**Excerpts from a dataset:**

== Segment start ==

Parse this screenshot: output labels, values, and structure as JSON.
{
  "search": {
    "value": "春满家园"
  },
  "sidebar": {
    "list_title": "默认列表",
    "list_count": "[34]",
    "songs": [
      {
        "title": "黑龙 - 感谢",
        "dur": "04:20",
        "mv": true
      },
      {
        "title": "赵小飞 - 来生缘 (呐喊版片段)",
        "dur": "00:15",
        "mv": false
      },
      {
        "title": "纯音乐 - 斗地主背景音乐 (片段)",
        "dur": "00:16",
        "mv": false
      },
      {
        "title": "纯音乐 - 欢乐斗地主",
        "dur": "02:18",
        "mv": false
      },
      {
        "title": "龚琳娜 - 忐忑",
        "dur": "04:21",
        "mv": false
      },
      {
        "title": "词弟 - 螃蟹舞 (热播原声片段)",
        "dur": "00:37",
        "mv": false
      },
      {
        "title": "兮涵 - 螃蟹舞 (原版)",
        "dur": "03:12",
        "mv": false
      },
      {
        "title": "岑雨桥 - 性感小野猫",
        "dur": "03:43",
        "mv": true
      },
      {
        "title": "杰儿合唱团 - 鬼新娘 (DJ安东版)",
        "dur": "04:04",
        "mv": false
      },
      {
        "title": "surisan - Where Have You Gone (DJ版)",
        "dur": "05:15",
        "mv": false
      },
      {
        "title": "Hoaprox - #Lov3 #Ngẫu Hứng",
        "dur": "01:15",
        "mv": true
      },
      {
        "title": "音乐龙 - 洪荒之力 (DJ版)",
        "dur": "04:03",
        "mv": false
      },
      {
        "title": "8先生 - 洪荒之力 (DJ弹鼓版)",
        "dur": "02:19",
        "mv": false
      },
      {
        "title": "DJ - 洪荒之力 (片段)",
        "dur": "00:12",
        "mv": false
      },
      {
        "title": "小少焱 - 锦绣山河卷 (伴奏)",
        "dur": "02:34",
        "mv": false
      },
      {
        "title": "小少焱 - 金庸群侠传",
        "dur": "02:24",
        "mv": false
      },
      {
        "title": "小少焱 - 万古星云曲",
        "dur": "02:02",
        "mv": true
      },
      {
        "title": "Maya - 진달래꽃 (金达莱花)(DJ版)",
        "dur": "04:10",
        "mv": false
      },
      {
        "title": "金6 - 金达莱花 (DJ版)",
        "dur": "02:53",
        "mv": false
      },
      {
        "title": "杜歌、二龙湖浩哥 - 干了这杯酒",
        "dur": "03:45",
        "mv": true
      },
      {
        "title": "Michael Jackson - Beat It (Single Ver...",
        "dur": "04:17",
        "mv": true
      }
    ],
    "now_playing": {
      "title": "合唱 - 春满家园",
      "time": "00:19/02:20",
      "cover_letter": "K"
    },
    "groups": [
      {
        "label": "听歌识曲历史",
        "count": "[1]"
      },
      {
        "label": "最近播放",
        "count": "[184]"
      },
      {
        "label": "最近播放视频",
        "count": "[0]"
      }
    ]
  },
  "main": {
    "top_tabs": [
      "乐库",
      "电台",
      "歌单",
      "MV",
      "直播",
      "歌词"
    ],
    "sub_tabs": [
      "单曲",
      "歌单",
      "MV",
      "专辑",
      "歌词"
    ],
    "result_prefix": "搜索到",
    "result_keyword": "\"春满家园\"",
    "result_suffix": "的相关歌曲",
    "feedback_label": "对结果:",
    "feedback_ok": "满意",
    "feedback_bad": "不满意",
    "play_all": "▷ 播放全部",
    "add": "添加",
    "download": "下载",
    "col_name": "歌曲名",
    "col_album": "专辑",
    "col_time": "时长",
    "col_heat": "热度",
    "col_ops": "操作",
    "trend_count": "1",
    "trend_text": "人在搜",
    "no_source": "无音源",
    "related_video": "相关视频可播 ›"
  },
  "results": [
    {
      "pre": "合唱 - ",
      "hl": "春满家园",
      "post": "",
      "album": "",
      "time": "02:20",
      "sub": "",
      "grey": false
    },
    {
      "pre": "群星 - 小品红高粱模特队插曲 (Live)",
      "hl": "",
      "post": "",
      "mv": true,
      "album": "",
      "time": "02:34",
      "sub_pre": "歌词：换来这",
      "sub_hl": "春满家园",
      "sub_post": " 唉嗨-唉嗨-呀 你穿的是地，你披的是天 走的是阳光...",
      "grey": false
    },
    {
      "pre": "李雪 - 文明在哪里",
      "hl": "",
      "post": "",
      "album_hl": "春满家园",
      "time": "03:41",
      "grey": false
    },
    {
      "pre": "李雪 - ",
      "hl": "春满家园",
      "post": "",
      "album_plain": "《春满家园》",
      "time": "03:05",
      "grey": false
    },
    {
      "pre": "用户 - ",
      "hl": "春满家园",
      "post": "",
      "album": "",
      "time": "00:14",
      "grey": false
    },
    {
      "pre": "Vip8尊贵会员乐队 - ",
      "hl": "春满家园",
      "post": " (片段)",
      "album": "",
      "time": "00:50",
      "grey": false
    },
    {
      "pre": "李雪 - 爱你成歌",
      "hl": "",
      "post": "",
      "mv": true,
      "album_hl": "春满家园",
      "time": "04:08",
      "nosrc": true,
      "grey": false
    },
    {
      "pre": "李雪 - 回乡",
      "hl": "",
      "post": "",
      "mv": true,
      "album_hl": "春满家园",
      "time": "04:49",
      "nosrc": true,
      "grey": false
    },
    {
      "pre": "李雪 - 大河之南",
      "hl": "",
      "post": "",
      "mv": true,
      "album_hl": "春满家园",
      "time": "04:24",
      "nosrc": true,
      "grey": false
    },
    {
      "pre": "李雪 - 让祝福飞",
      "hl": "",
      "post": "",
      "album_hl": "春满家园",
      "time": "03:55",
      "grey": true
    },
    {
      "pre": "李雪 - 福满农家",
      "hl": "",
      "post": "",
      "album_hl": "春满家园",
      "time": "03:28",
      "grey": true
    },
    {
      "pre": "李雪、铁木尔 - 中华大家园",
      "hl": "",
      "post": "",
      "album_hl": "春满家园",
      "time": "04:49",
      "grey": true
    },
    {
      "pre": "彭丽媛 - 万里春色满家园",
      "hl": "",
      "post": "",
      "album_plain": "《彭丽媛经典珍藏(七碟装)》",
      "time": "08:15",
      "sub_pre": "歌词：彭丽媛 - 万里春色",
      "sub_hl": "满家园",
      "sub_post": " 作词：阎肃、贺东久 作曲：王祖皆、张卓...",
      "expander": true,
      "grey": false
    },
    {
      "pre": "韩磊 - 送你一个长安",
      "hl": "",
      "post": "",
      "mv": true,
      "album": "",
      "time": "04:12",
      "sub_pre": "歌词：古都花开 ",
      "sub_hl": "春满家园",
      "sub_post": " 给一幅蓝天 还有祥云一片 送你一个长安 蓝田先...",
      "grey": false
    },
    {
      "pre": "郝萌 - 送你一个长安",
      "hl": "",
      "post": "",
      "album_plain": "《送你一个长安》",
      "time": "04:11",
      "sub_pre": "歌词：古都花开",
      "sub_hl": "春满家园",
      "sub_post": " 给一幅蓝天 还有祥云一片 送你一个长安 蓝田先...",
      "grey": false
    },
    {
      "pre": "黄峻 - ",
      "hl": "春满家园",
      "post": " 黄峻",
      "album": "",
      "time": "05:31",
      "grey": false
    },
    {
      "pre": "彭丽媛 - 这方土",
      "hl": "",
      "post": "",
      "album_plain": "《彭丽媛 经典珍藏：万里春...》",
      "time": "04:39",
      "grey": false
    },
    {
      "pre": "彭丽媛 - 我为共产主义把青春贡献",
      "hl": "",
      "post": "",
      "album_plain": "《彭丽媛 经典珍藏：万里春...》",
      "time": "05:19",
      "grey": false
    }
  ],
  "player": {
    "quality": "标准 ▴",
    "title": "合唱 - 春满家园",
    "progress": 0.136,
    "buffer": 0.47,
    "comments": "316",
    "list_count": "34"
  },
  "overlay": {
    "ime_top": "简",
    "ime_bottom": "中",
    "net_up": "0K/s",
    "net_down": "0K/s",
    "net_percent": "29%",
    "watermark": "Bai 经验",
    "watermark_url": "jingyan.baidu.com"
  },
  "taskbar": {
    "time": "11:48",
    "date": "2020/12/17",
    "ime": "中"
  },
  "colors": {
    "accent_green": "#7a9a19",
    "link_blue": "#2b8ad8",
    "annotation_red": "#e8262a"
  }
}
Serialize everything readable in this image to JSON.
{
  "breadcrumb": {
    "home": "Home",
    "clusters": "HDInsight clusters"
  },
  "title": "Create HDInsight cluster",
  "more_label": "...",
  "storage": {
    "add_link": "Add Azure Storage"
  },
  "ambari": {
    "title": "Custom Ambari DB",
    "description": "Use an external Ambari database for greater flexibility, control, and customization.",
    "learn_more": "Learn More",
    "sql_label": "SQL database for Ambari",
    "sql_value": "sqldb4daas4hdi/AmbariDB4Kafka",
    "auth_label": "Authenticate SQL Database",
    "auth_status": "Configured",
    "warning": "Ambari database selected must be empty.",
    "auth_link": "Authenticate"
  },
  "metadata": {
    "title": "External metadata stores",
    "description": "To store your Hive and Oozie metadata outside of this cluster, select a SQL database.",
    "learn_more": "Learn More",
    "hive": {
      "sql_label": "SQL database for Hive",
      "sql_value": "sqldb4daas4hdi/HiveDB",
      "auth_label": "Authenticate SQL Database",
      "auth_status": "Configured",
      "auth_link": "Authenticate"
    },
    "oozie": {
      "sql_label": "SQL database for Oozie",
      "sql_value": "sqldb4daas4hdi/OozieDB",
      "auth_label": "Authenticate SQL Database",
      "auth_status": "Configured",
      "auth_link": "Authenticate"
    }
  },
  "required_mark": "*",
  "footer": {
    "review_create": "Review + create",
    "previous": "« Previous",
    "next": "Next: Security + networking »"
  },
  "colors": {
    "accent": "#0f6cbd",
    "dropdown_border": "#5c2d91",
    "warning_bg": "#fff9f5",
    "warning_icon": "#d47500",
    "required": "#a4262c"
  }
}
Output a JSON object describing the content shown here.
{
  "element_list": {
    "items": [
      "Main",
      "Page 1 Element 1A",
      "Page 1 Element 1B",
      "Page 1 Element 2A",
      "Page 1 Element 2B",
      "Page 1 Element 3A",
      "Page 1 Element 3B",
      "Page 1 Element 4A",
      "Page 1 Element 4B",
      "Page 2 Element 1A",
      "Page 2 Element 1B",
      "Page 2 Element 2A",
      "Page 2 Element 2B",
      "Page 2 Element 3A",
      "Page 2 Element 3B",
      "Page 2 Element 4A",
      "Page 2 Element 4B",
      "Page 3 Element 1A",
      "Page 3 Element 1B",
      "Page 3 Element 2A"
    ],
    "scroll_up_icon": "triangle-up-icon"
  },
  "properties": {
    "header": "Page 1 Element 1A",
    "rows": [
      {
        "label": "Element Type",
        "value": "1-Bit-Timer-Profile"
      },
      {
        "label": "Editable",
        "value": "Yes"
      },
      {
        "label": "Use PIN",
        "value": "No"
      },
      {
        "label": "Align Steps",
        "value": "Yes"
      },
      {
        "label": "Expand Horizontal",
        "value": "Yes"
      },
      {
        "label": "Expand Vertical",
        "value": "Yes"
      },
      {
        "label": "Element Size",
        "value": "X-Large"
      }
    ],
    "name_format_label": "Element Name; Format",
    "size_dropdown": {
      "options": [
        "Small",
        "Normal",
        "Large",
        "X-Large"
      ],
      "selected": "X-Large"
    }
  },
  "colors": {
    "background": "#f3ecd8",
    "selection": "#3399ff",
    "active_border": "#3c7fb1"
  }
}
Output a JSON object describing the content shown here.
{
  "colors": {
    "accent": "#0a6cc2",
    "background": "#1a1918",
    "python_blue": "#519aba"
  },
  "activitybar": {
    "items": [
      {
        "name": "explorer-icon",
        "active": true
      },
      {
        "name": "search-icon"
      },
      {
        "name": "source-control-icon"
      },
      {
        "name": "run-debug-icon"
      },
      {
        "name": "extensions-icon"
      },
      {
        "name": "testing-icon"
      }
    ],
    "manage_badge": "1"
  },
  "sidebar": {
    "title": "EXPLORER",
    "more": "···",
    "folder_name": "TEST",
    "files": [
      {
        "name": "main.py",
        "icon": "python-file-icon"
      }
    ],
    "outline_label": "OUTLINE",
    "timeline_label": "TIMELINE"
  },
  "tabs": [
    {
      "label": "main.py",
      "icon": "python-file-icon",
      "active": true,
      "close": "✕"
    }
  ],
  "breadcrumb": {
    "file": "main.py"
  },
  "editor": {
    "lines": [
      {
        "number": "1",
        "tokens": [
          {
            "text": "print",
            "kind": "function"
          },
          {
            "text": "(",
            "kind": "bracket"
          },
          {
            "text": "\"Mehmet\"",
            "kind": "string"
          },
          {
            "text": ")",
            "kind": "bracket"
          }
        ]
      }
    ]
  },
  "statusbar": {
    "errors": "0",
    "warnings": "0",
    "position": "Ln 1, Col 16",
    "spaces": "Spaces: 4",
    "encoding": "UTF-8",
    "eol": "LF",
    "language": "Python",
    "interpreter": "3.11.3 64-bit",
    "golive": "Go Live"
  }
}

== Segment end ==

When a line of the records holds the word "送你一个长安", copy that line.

      "pre": "韩磊 - 送你一个长安",
      "sub_post": " 给一幅蓝天 还有祥云一片 送你一个长安 蓝田先...",
      "pre": "郝萌 - 送你一个长安",
      "album_plain": "《送你一个长安》",
      "sub_post": " 给一幅蓝天 还有祥云一片 送你一个长安 蓝田先...",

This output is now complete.